One of the most prominent and artistically challenging Indian filmmakers whose works are admired all over the world, Amit Dutta has been redefining what Indian cinema means for years now. His films have been screened at some of the most prestigious film festivals around the world but they remain largely unknown to Indian audiences at home.
This is primarily because Dutta’s vision of cinema is very different to the mainstream mode of cinematic thought in the country. Like many of the greatest filmmaking pioneers of the world as well as the directors who ushered in the Indian New Wave, Dutta’s films are meticulously arranged in such a way that every frame is a painting.
“I didn’t come to cinema from cinema. In my family, we watched Bollywood only once a year. I didn’t watch great films and decide I wanted to make films,” the filmmaker revealed. “I discovered a book on Satyajit Ray, which had a photograph of his study. I was very struck by his personality, and his beautiful but functional, not overly decorated study. I thought it was possible to live a normal, middle-class or upper-middle class life, and still be a profound filmmaker. That it was possible to make cinema as a personal activity.”

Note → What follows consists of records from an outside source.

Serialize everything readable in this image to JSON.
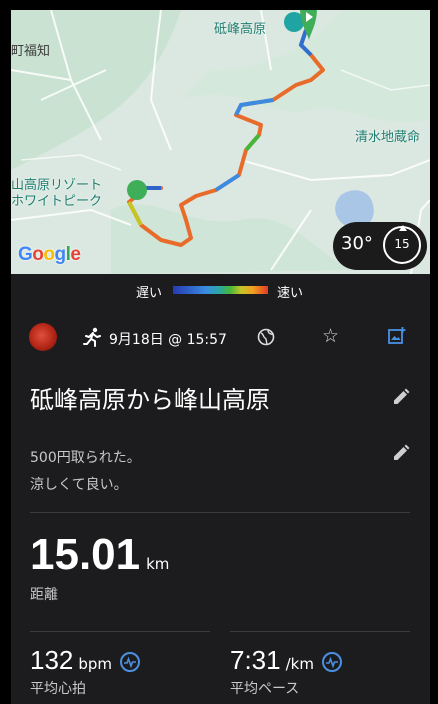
{
  "map": {
    "labels": {
      "town": "町福知",
      "summit": "砥峰高原",
      "shimizu": "清水地蔵命",
      "resort_line1": "山高原リゾート",
      "resort_line2": "ホワイトピーク"
    },
    "provider": "Google",
    "weather": {
      "temperature": "30°",
      "wind": "15"
    }
  },
  "legend": {
    "slow": "遅い",
    "fast": "速い"
  },
  "activity": {
    "date": "9月18日 @ 15:57",
    "title": "砥峰高原から峰山高原",
    "description_line1": "500円取られた。",
    "description_line2": "涼しくて良い。",
    "distance": {
      "value": "15.01",
      "unit": "km",
      "label": "距離"
    },
    "heart_rate": {
      "value": "132",
      "unit": "bpm",
      "label": "平均心拍"
    },
    "pace": {
      "value": "7:31",
      "unit": "/km",
      "label": "平均ペース"
    }
  },
  "colors": {
    "accent_blue": "#4a90e2",
    "background": "#1c1c1e"
  }
}
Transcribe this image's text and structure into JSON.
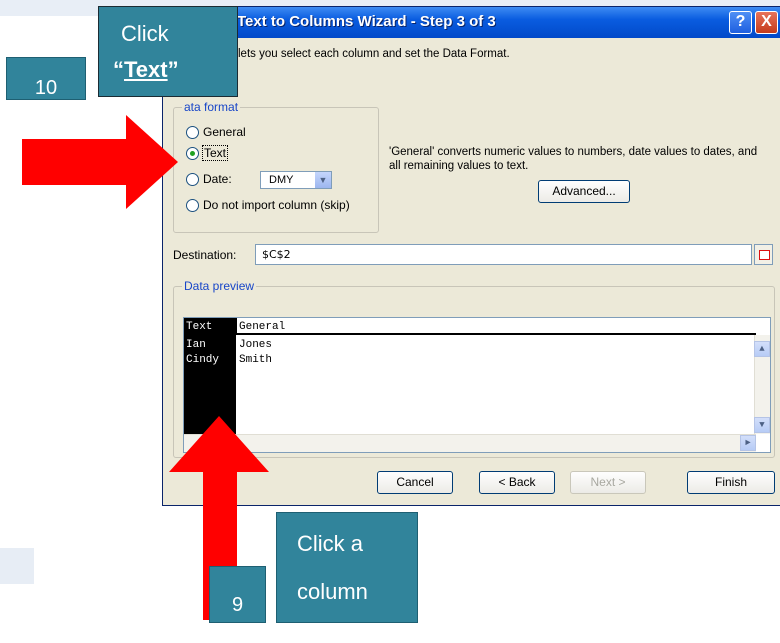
{
  "dialog": {
    "title": "Text to Columns Wizard - Step 3 of 3",
    "help_label": "?",
    "close_label": "X",
    "description": "lets you select each column and set the Data Format.",
    "format_group_label": "ata format",
    "formats": [
      {
        "label": "General",
        "checked": false
      },
      {
        "label": "Text",
        "checked": true
      },
      {
        "label": "Date:",
        "checked": false
      },
      {
        "label": "Do not import column (skip)",
        "checked": false
      }
    ],
    "date_value": "DMY",
    "info": "'General' converts numeric values to numbers, date values to dates, and all remaining values to text.",
    "advanced_label": "Advanced...",
    "destination_label": "Destination:",
    "destination_value": "$C$2",
    "preview_label": "Data preview",
    "preview": {
      "headers": [
        "Text",
        "General"
      ],
      "rows": [
        [
          "Ian",
          "Jones"
        ],
        [
          "Cindy",
          "Smith"
        ]
      ]
    },
    "buttons": {
      "cancel": "Cancel",
      "back": "< Back",
      "next": "Next >",
      "finish": "Finish"
    }
  },
  "callouts": {
    "step10": "10",
    "click_text_l1": "Click",
    "click_text_l2": "Text",
    "step9": "9",
    "click_column_l1": "Click a",
    "click_column_l2": "column"
  },
  "colors": {
    "callout": "#31849b",
    "arrow": "#ff0000",
    "titlebar": "#0a5ce0"
  }
}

For this edition of Short of the Week, we have chosen Dutta’s 2019 documentary Notes on Guler which focuses on the remnants of a once great but now extinct cultural centre in India. As if chronicling the vestiges of a civilisation that has been washed away, Dutta picks up the pieces of history through stories narrated by descendants of that lost society.
“My primary work is filmmaking,” Dutta insisted while explaining his artistic goals. “I’m fascinated with cinema. It is the most recent art form and it has to go to other art forms to learn. It is still very underdeveloped. Filmmaking to me is a philosophical quest, for lack of a better word, a spiritual quest. I want to use it to explore that which escapes you.”
He isn’t even interested in theatrical viewings of his works, claiming that he wants his audience to connect with his films individually: “Watching a film on a laptop, on the other hand, is as controlled as you can make it. I’m getting very interested in that kind of viewing. This very intense, one-on-one viewing—that is my ideal viewer. It’s as personal as reading a book. You pick up a book and read and don’t attend a collective reading session.”
Watch Amit Dutta’s 2019 documentary Notes on Guler below.